IT (iliotibial) band syndrome: The iliotibial (IT) band is a long band of tough connective tissue that runs from your hip down to the outer part of your knee. Like other connective tissue, it can be irritated by overuse or injury. Pain from this condition typically occurs on the outer side of your knee. It's most common in runners and walkers who spend a lot of time going downhill.
Loose cartilage: Cartilage in your knees can suffer from small tears. In some cases, small pieces of your cartilage tear loose and impede the joint itself, which is a painful situation. If you have a small bit of cartilage inside your knee, the joint can click and even get "stuck." I have never had this, but my partner has, and it's truly terrible.
Osgood-Schlatter disease: This condition is really only an issue among young people, typically young adolescents. When young people are growing, this condition can cause a painful bump below the knee, which is caused by inflammation of a tendon that runs from the kneecap to the shin. Too much exercise can make this area hurt. The ache may come and go over time.
Osteoarthritis: As we age, our joints tend to simply wear out. This is not to say you should stay still and not move—that's actually worse for your joints. Osteoarthritis isn't always all that bad, and those of us of a certain age all have it to some degree. But it is among the major causes of knee pain in those of us over the age of 50. It causes the knee joint to ache when you’re active. Good running shoes can really make a difference with osteoarthritis—not as a cure, but as a way to ease the impact of running and walking.
Injury: This is what happened to me. My torn ligament was a turning point that led me to seek out high-quality shoes that would ease my discomfort. The ACL is one of the main parts of your knee, and once it's completely torn like mine was, it never grows back on its own—you either get surgery or undergo physical therapy.
My Knee Pain Experience
After my injury, and all through my training, I fought knee pain. When I wasn't training, I still needed running shoes to keep my pain under control. Lacking a major ligament in one knee had interesting consequences—the worst pain I experienced wasn't actually in the bad knee but in the good one. My doctor said it was because I unconsciously favored my bad knee, which made my good knee unhappy. I suppose she was right, but then there were many days when both knees hurt, and also some when neither one did. It was unpredictable, but having good shoes that supported my joints made all the difference in the world.
Run often. Run long. But never outrun your joy of running.
— Julie Isphording
Some Benefits of Being Able to Walk/Run

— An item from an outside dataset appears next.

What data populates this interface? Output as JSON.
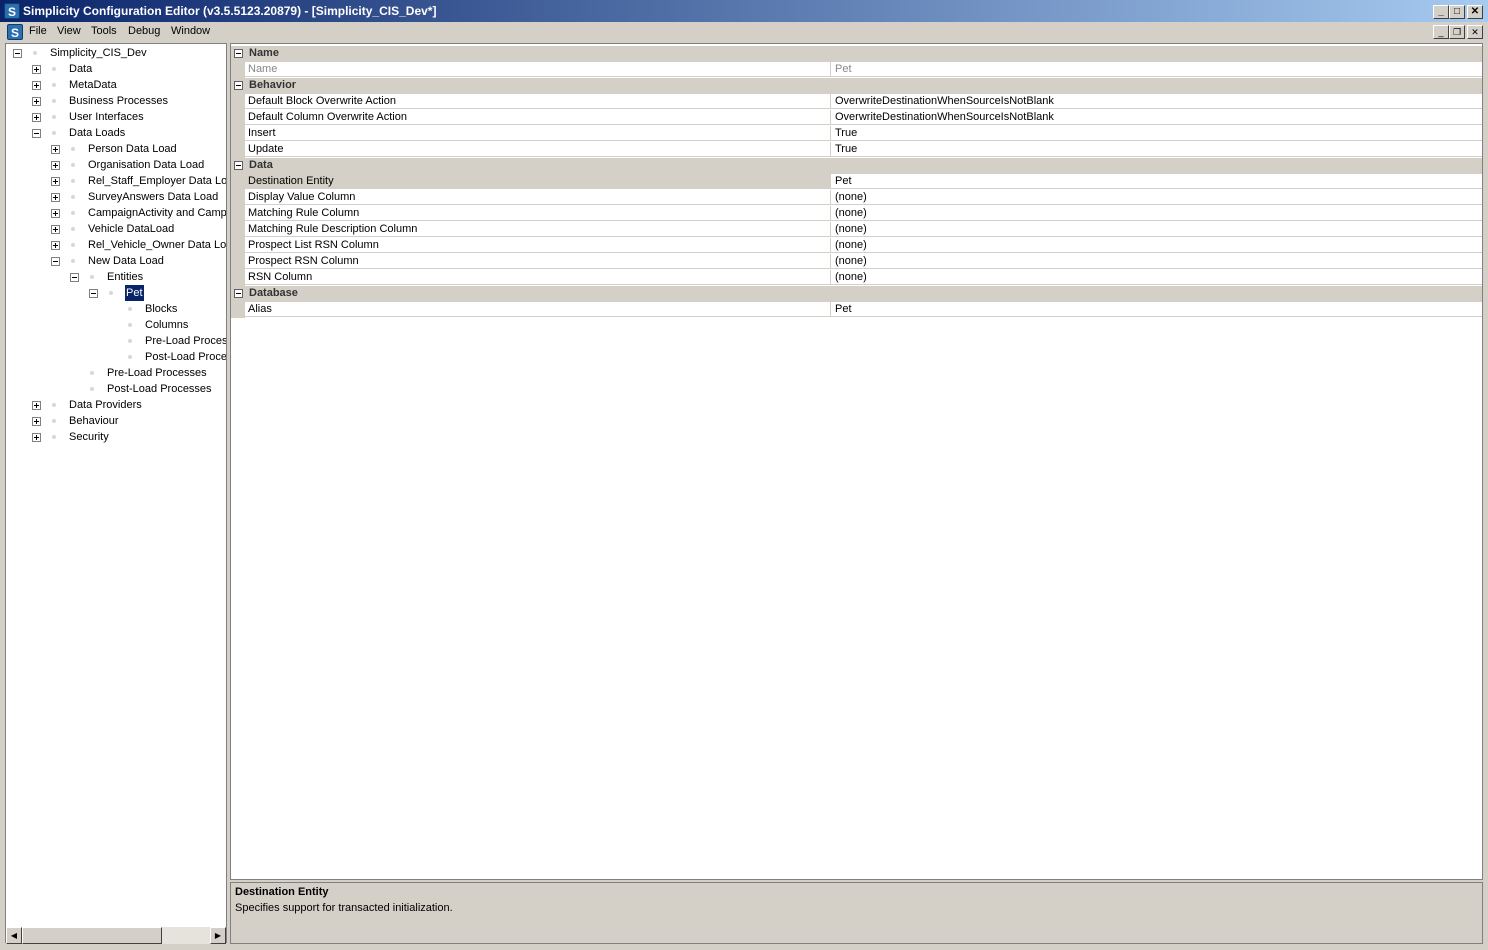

When you have shoes that alleviate the pain in your knees and let you move, you really open up all kinds of options for getting active. In addition to the well-documented medical benefits of getting exercise, here are a few good reasons to run and move that you may not have thought of:
- Pain makes people cranky and no fun to be around.

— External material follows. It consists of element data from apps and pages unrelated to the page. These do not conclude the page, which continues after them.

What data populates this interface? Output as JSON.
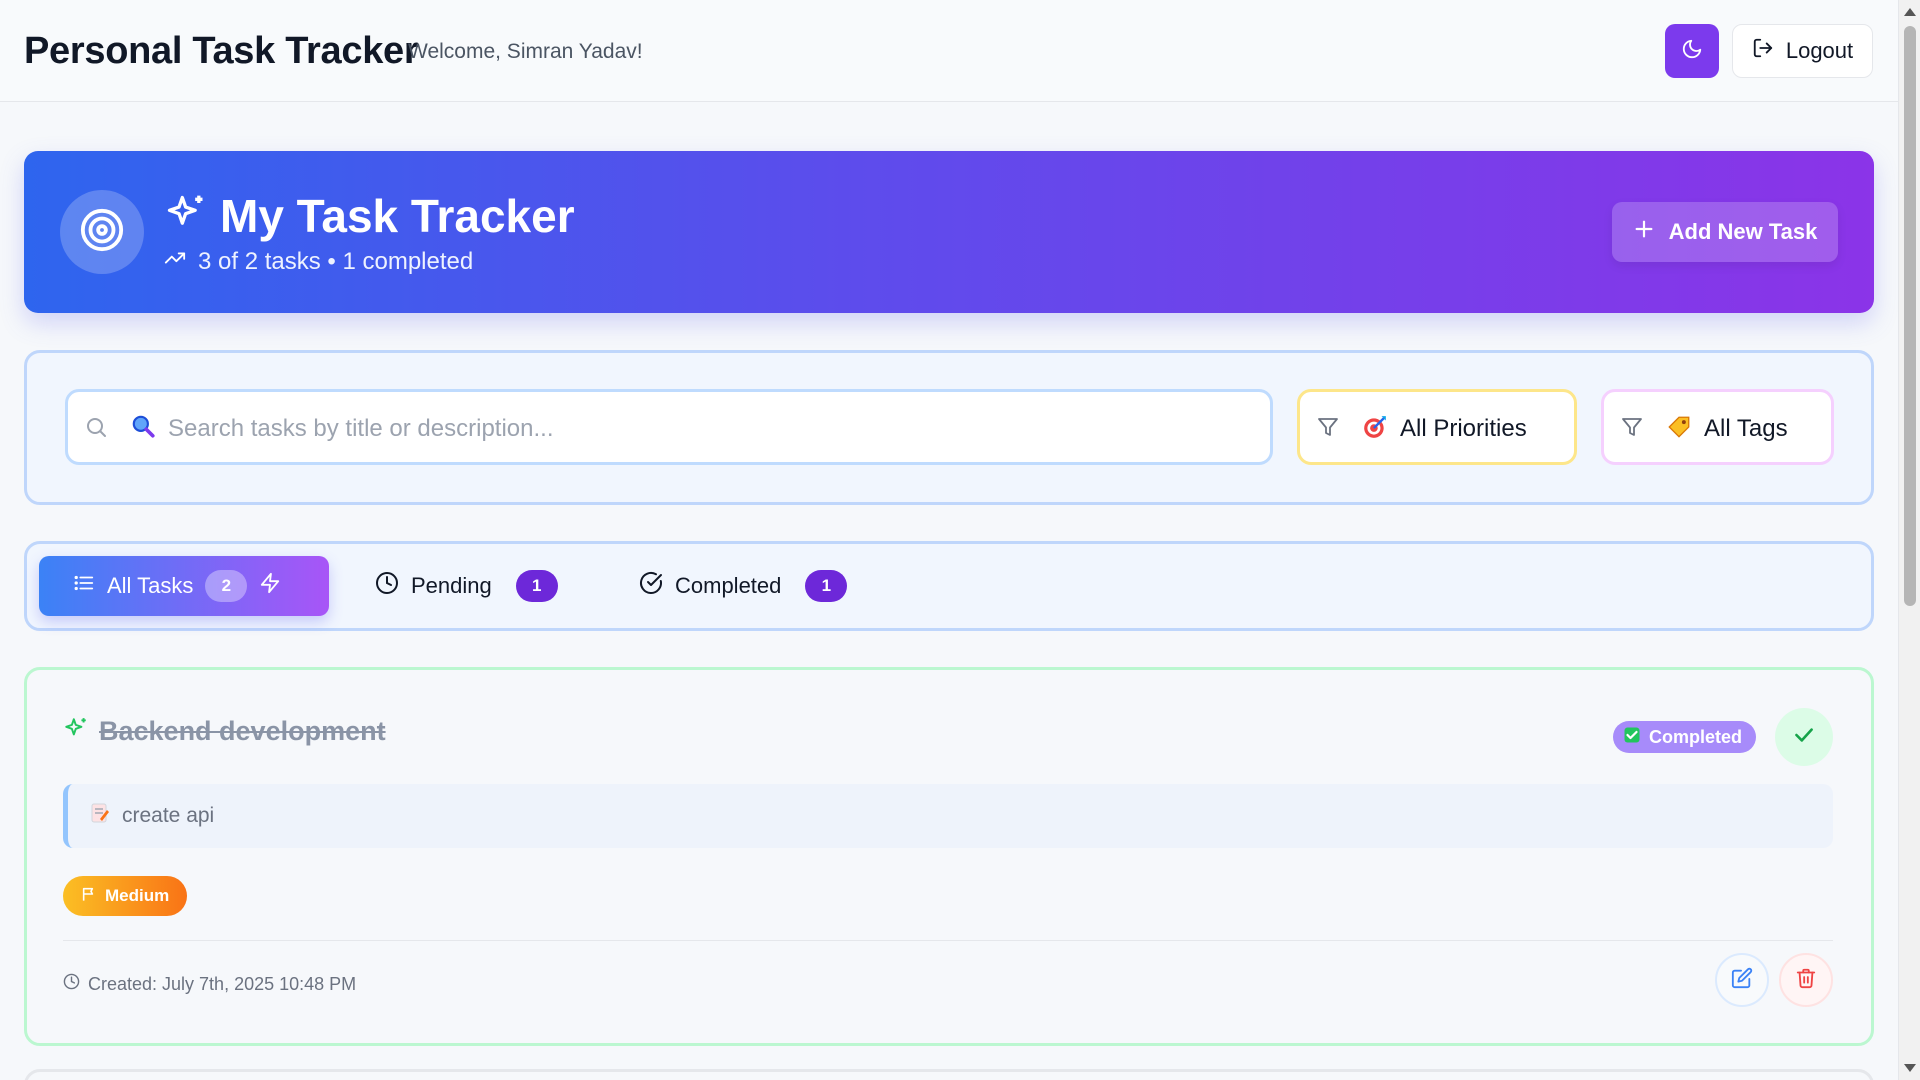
{
  "header": {
    "app_title": "Personal Task Tracker",
    "welcome": "Welcome, Simran Yadav!",
    "theme_icon": "moon-icon",
    "logout_label": "Logout",
    "logout_icon": "logout-icon"
  },
  "hero": {
    "logo_icon": "target-icon",
    "sparkles_icon": "sparkles-icon",
    "title": "My Task Tracker",
    "trend_icon": "trending-up-icon",
    "subtitle": "3 of 2 tasks • 1 completed",
    "add_label": "Add New Task",
    "add_icon": "plus-icon"
  },
  "filters": {
    "search_icon": "search-icon",
    "search_emoji": "🔍",
    "search_placeholder": "Search tasks by title or description...",
    "priority_icon": "filter-icon",
    "priority_emoji": "🎯",
    "priority_value": "All Priorities",
    "tags_icon": "filter-icon",
    "tags_emoji": "🏷️",
    "tags_value": "All Tags"
  },
  "tabs": [
    {
      "label": "All Tasks",
      "count": "2",
      "icon": "list-icon",
      "active": true,
      "extra_icon": "zap-icon"
    },
    {
      "label": "Pending",
      "count": "1",
      "icon": "clock-icon",
      "active": false
    },
    {
      "label": "Completed",
      "count": "1",
      "icon": "check-circle-icon",
      "active": false
    }
  ],
  "tasks": [
    {
      "title": "Backend development",
      "title_icon": "sparkles-icon",
      "status": "Completed",
      "status_emoji": "✅",
      "description_emoji": "📝",
      "description": "create api",
      "priority": "Medium",
      "priority_icon": "flag-icon",
      "created": "Created: July 7th, 2025 10:48 PM",
      "created_icon": "clock-icon",
      "completed": true
    }
  ],
  "colors": {
    "accent": "#7c3aed",
    "hero_start": "#2e65ee",
    "hero_end": "#8b34e8",
    "completed_badge": "#a78bfa",
    "medium_priority": "#f59e0b"
  }
}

- You can walk through life without limping.
- You can enjoy your kids and grandkids.
- You can shop and never drop!
- Save money on doctor visits and medicines.

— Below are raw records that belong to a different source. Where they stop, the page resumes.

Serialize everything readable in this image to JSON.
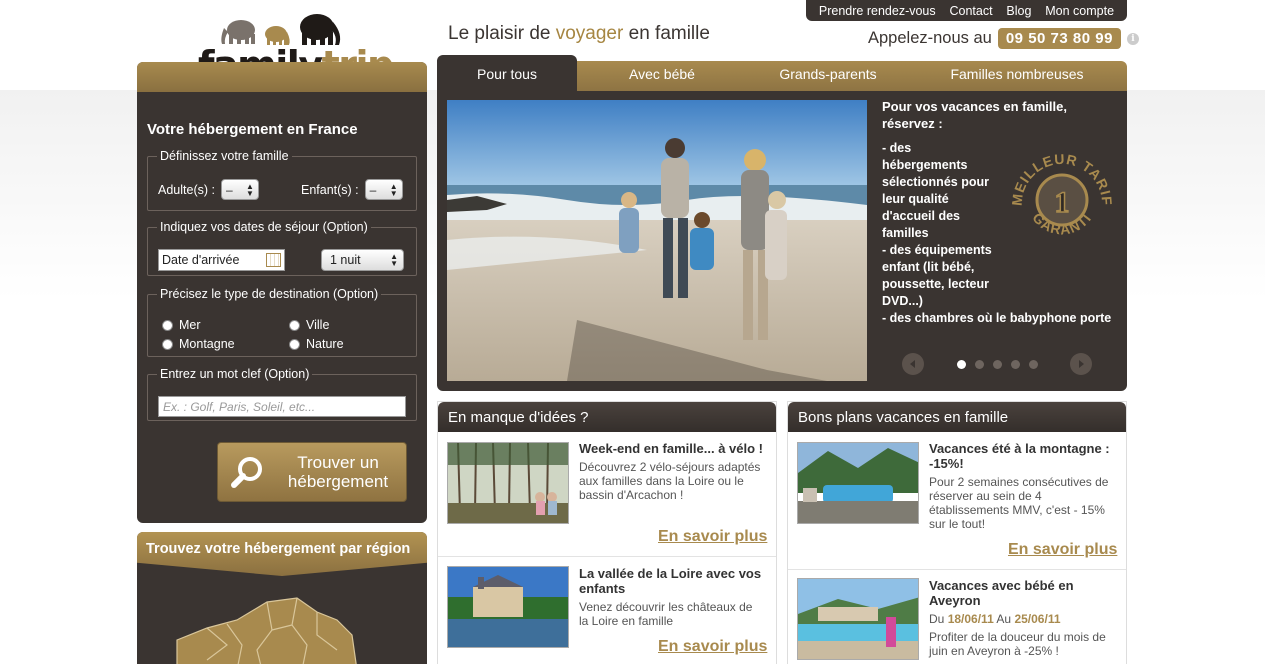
{
  "topnav": [
    "Prendre rendez-vous",
    "Contact",
    "Blog",
    "Mon compte"
  ],
  "logo": {
    "part1": "family",
    "part2": "trip"
  },
  "tagline": {
    "pre": "Le plaisir de ",
    "highlight": "voyager",
    "post": " en famille"
  },
  "phone": {
    "label": "Appelez-nous au",
    "number": "09 50 73 80 99",
    "info_icon": "info-icon"
  },
  "search": {
    "title": "Votre hébergement en France",
    "family_legend": "Définissez votre famille",
    "adults_label": "Adulte(s) :",
    "adults_value": "–",
    "children_label": "Enfant(s) :",
    "children_value": "–",
    "dates_legend": "Indiquez vos dates de séjour (Option)",
    "arrival_placeholder": "Date d'arrivée",
    "nights_value": "1 nuit",
    "type_legend": "Précisez le type de destination (Option)",
    "types": [
      "Mer",
      "Ville",
      "Montagne",
      "Nature"
    ],
    "keyword_legend": "Entrez un mot clef (Option)",
    "keyword_placeholder": "Ex. : Golf, Paris, Soleil, etc...",
    "button_line1": "Trouver un",
    "button_line2": "hébergement"
  },
  "region": {
    "title": "Trouvez votre hébergement par région"
  },
  "tabs": [
    "Pour tous",
    "Avec bébé",
    "Grands-parents",
    "Familles nombreuses"
  ],
  "slider": {
    "heading": "Pour vos vacances en famille, réservez :",
    "bullets": [
      "- des hébergements sélectionnés pour leur qualité d'accueil des familles",
      "- des équipements enfant (lit bébé, poussette, lecteur DVD...)",
      "- des chambres où le babyphone porte"
    ],
    "badge_top": "MEILLEUR TARIF",
    "badge_num": "1",
    "badge_bottom": "GARANTI",
    "dots": 5,
    "active_dot": 0
  },
  "ideas": {
    "title": "En manque d'idées ?",
    "items": [
      {
        "title": "Week-end en famille... à vélo !",
        "desc": "Découvrez 2 vélo-séjours adaptés aux familles dans la Loire ou le bassin d'Arcachon !",
        "more": "En savoir plus"
      },
      {
        "title": "La vallée de la Loire avec vos enfants",
        "desc": "Venez découvrir les châteaux de la Loire en famille",
        "more": "En savoir plus"
      }
    ]
  },
  "deals": {
    "title": "Bons plans vacances en famille",
    "items": [
      {
        "title": "Vacances été à la montagne : -15%!",
        "desc": "Pour 2 semaines consécutives de réserver au sein de 4 établissements MMV, c'est - 15% sur le tout!",
        "more": "En savoir plus"
      },
      {
        "title": "Vacances avec bébé en Aveyron",
        "du": "Du",
        "from": "18/06/11",
        "au": "Au",
        "to": "25/06/11",
        "desc": "Profiter de la douceur du mois de juin en Aveyron à -25% !"
      }
    ]
  },
  "colors": {
    "brand_gold": "#a88a4e",
    "panel_dark": "#3a3431"
  }
}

- You can get off pain meds—they're addictive.
Finally, a Little Inspiration to Keep Us All Going...
Information for this article comes from several sources, including my own extensive experience, online running sites, and product reviews. This method gives you the best cross-section of data about what actually works for your knees when it comes to selecting a quality running shoe.
This content is accurate and true to the best of the author’s knowledge and is not meant to substitute for formal and individualized advice from a qualified professional.
© 2016 GreenMind Guides
Mukesh on January 14, 2018:
Very good write-up. I certainly love this website. Thanks!
Dianna Mendez on December 19, 2016:
I have to agree that a good pair of running shoes make a big difference in comfort and keeping your knees healthy. Good post with valuable information.